Source: Thomson Reuters
By Gregg Wirth
The news that Cravath, Swaine & Moore was increasing its annual salary for its first-year associates to $180,000 — the first increase in almost a decade for entry-level lawyer salaries — sent ripples through the legal community, even if many had been somewhat expecting this.
"Given the last few years of increased profits for partners at top-tier firms, the increase was surprising but not shocking," says Courtney Goldstein, a partner at Major, Lindsey & Africa, a legal industry recruiting firm. "This salary increase gives certain firms a competitive edge for attracting top talent in an already competitive pool."

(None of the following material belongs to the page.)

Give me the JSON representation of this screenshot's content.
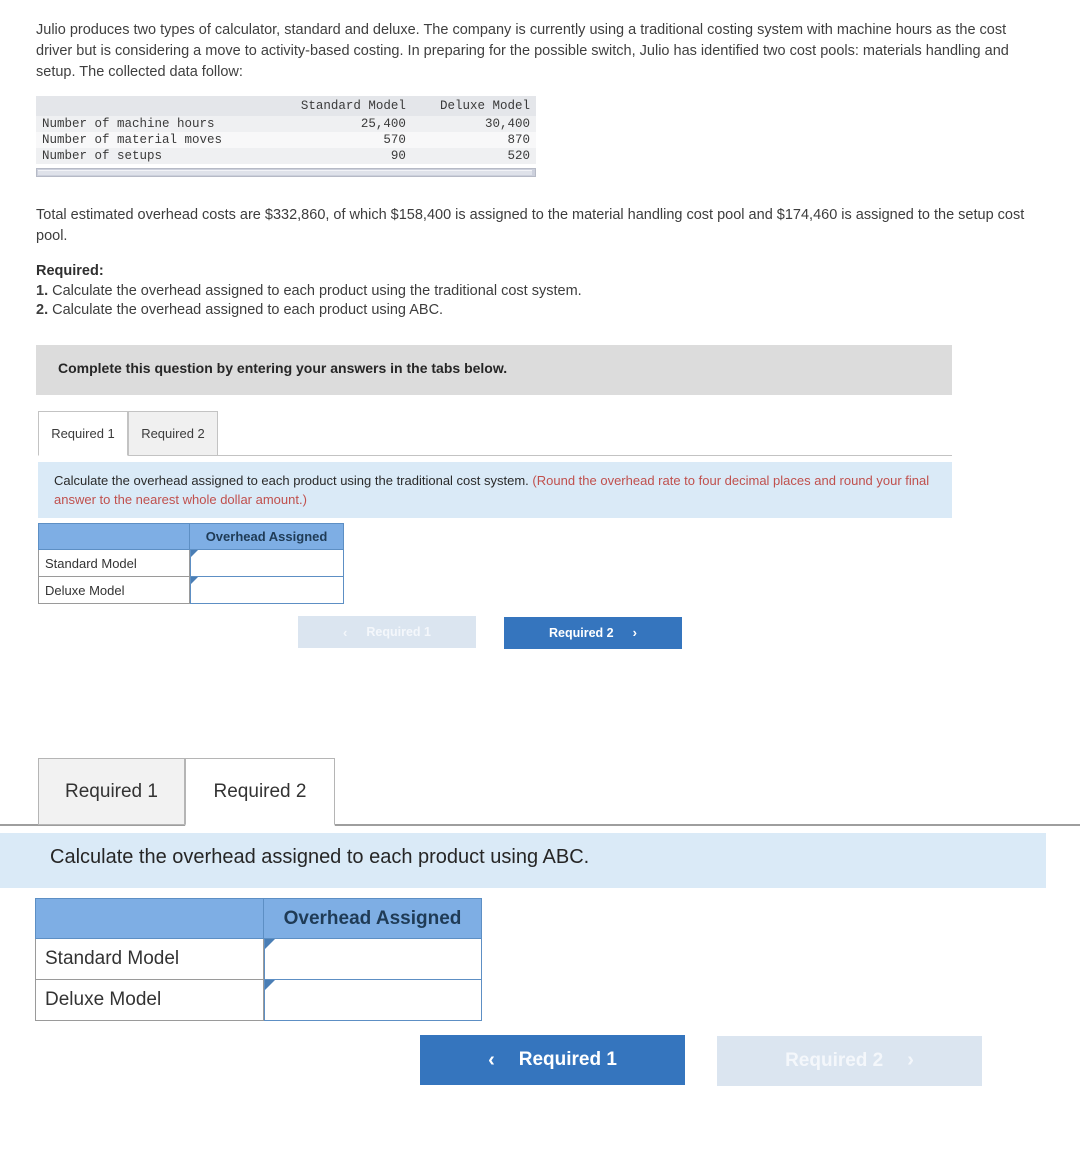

Major Lindsey's Goldstein agrees that while the raise in pay may benefit new and up-coming law school graduates, ultimately, it's the largest law firms that will really see the advantage in this move. "Firms that implemented this salary increase will be in the driver's seat now in hand-selecting the truly top talent and can differentiate themselves from peer firms that haven't followed suit," she says, adding that for law school students and recent graduates, there will be "more pressure on academic performance, class ranking, and experience to date."
Read more of this feature at Thomson Reuters.